### The task
Return the full listing unchanged, apart from leaving out its images.
[Opening Input material section]
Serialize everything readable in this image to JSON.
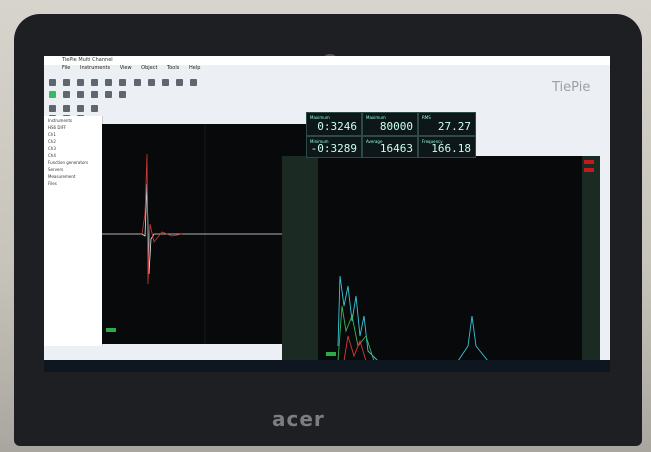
{
  "app": {
    "title": "TiePie Multi Channel",
    "menu": [
      "File",
      "Instruments",
      "View",
      "Object",
      "Tools",
      "Help"
    ],
    "logo": "TiePie"
  },
  "tree": {
    "items": [
      "Instruments",
      "HS6 DIFF",
      "Ch1",
      "Ch2",
      "Ch3",
      "Ch4",
      "Function generators",
      "Servers",
      "Measurement",
      "Files"
    ]
  },
  "meters": [
    {
      "label": "Maximum",
      "value": "0:3246"
    },
    {
      "label": "Maximum",
      "value": "80000"
    },
    {
      "label": "RMS",
      "value": "27.27"
    },
    {
      "label": "Minimum",
      "value": "-0:3289"
    },
    {
      "label": "Average",
      "value": "16463"
    },
    {
      "label": "Frequency",
      "value": "166.18"
    }
  ],
  "brand": "acer",
  "colors": {
    "trace_cyan": "#37c6d8",
    "trace_red": "#d23a3a",
    "trace_green": "#3fb35a",
    "trace_white": "#e6e6e6",
    "bg_scope": "#08090a"
  }
}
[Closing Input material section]
### Written reply
Serialize everything readable in this image to JSON.
{
  "app": {
    "title": "TiePie Multi Channel",
    "menu": [
      "File",
      "Instruments",
      "View",
      "Object",
      "Tools",
      "Help"
    ],
    "logo": "TiePie"
  },
  "tree": {
    "items": [
      "Instruments",
      "HS6 DIFF",
      "Ch1",
      "Ch2",
      "Ch3",
      "Ch4",
      "Function generators",
      "Servers",
      "Measurement",
      "Files"
    ]
  },
  "meters": [
    {
      "label": "Maximum",
      "value": "0:3246"
    },
    {
      "label": "Maximum",
      "value": "80000"
    },
    {
      "label": "RMS",
      "value": "27.27"
    },
    {
      "label": "Minimum",
      "value": "-0:3289"
    },
    {
      "label": "Average",
      "value": "16463"
    },
    {
      "label": "Frequency",
      "value": "166.18"
    }
  ],
  "brand": "acer",
  "colors": {
    "trace_cyan": "#37c6d8",
    "trace_red": "#d23a3a",
    "trace_green": "#3fb35a",
    "trace_white": "#e6e6e6",
    "bg_scope": "#08090a"
  }
}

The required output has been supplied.